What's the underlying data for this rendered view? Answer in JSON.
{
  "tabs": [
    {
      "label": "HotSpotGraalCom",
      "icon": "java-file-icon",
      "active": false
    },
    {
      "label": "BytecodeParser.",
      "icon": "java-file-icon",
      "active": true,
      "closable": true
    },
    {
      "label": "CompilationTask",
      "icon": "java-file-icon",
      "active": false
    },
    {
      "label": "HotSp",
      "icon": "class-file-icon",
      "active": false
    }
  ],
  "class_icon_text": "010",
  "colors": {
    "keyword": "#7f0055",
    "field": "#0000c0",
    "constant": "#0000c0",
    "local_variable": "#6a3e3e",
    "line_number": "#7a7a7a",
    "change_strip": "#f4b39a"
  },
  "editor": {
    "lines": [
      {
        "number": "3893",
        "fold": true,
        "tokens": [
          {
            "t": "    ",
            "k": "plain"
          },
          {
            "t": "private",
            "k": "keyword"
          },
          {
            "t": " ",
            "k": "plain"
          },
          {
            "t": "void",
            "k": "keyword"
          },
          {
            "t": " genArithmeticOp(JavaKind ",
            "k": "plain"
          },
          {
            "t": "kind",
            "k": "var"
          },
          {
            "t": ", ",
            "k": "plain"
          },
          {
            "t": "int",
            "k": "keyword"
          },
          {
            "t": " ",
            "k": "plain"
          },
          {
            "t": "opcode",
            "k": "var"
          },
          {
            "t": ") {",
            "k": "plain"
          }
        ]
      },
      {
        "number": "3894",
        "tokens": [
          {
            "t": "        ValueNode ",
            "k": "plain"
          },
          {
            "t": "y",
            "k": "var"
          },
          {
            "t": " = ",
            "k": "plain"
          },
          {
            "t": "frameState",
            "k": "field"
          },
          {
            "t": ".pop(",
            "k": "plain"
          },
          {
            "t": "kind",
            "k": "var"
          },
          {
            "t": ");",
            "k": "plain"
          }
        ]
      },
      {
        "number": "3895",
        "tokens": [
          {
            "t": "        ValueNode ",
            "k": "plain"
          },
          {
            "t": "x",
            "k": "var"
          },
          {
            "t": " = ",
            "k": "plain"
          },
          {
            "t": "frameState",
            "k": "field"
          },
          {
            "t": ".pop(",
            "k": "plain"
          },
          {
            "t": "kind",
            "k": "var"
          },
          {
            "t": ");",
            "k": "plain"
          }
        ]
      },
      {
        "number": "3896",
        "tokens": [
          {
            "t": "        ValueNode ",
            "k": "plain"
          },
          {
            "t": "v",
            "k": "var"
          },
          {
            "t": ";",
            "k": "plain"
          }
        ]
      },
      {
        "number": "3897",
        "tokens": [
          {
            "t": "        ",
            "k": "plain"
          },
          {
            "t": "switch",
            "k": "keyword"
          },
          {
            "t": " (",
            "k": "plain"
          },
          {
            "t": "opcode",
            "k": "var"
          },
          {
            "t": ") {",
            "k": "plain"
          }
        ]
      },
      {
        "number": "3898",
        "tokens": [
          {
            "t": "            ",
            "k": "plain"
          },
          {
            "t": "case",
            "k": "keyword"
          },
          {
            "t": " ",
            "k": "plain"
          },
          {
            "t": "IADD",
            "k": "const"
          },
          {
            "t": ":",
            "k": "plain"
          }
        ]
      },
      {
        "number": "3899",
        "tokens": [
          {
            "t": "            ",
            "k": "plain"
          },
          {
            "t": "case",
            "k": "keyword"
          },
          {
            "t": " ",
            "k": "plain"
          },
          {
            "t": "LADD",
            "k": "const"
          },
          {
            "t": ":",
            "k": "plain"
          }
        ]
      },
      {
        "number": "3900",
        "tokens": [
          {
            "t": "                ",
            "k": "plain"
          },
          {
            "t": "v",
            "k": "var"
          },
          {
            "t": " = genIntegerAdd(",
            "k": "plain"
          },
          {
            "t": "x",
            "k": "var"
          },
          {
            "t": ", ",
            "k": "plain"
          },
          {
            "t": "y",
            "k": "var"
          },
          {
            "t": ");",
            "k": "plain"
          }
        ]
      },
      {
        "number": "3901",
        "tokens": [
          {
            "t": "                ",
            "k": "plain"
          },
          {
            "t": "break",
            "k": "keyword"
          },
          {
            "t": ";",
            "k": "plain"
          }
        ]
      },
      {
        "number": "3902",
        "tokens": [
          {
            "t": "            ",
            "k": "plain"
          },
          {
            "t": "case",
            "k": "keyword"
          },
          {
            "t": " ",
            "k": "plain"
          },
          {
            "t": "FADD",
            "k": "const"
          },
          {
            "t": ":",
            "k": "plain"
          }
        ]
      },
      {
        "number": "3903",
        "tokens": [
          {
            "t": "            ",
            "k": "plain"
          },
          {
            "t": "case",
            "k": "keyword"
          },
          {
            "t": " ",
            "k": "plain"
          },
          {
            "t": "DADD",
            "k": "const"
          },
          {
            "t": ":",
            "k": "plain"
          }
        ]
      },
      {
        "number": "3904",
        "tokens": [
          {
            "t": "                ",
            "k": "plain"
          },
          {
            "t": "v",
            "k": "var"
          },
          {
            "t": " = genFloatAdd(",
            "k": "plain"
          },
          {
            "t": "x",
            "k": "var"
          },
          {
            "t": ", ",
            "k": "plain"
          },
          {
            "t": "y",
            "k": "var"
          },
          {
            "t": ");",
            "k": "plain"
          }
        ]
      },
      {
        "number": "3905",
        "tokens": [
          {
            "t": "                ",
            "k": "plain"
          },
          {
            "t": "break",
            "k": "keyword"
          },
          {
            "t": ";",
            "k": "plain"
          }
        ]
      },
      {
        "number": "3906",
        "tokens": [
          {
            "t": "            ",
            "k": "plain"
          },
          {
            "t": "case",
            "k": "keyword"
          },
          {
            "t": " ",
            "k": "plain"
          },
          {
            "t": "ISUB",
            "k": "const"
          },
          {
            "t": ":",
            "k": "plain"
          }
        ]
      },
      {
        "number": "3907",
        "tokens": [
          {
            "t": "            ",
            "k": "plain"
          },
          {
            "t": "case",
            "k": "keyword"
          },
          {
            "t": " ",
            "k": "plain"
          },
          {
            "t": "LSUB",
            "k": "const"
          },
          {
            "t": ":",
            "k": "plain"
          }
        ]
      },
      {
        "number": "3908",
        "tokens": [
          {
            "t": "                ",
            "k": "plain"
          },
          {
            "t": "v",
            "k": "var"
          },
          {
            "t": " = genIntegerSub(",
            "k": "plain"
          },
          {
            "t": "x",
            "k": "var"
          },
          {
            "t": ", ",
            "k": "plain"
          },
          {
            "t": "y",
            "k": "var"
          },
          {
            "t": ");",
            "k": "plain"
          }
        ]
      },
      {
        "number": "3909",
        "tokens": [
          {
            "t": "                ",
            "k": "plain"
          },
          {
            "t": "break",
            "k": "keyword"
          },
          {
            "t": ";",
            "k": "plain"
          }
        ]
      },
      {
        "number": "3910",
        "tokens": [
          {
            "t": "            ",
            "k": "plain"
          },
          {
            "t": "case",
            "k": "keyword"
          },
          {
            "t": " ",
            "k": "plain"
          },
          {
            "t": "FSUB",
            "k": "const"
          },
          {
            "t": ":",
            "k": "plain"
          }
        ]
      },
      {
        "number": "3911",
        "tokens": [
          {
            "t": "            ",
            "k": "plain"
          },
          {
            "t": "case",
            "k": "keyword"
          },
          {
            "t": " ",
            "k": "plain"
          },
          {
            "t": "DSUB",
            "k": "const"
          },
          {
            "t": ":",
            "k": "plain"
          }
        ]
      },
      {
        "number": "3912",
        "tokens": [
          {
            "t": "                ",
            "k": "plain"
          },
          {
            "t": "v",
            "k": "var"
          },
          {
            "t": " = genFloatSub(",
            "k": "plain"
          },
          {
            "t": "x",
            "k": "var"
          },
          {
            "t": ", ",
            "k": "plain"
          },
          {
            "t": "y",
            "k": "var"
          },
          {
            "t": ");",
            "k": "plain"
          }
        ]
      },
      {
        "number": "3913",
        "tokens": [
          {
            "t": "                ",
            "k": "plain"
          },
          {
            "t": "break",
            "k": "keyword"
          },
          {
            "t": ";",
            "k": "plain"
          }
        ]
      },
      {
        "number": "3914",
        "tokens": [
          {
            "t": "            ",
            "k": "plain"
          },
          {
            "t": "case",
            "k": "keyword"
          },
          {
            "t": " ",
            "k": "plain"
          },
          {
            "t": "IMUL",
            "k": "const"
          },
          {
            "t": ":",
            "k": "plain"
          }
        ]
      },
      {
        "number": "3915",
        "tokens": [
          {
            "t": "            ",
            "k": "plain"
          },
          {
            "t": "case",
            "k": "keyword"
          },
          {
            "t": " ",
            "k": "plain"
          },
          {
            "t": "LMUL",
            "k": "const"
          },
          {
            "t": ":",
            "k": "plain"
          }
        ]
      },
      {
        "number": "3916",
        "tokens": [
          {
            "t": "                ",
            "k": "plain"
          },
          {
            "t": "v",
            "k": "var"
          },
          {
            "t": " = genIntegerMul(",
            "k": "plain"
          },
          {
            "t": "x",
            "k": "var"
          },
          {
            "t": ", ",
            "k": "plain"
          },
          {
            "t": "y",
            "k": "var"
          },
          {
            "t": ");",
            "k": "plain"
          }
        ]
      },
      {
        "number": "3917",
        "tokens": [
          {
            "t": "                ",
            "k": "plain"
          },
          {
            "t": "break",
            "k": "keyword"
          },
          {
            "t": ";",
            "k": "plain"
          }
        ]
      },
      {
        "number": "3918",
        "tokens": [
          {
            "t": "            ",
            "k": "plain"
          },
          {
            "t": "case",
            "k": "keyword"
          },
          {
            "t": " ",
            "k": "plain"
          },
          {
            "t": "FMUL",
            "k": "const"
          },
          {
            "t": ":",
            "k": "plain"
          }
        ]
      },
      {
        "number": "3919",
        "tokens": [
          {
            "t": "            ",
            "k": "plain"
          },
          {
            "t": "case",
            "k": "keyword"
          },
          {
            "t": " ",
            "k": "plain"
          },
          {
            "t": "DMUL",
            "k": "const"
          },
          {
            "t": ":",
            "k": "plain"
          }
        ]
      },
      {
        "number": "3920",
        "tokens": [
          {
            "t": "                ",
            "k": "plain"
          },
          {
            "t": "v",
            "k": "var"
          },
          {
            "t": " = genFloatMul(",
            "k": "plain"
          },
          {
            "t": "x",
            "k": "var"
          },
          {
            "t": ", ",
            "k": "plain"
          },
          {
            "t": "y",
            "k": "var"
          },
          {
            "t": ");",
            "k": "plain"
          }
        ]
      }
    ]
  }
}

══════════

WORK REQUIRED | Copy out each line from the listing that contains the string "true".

WORKED SOLUTION |
      "active": true,
      "closable": true
        "fold": true,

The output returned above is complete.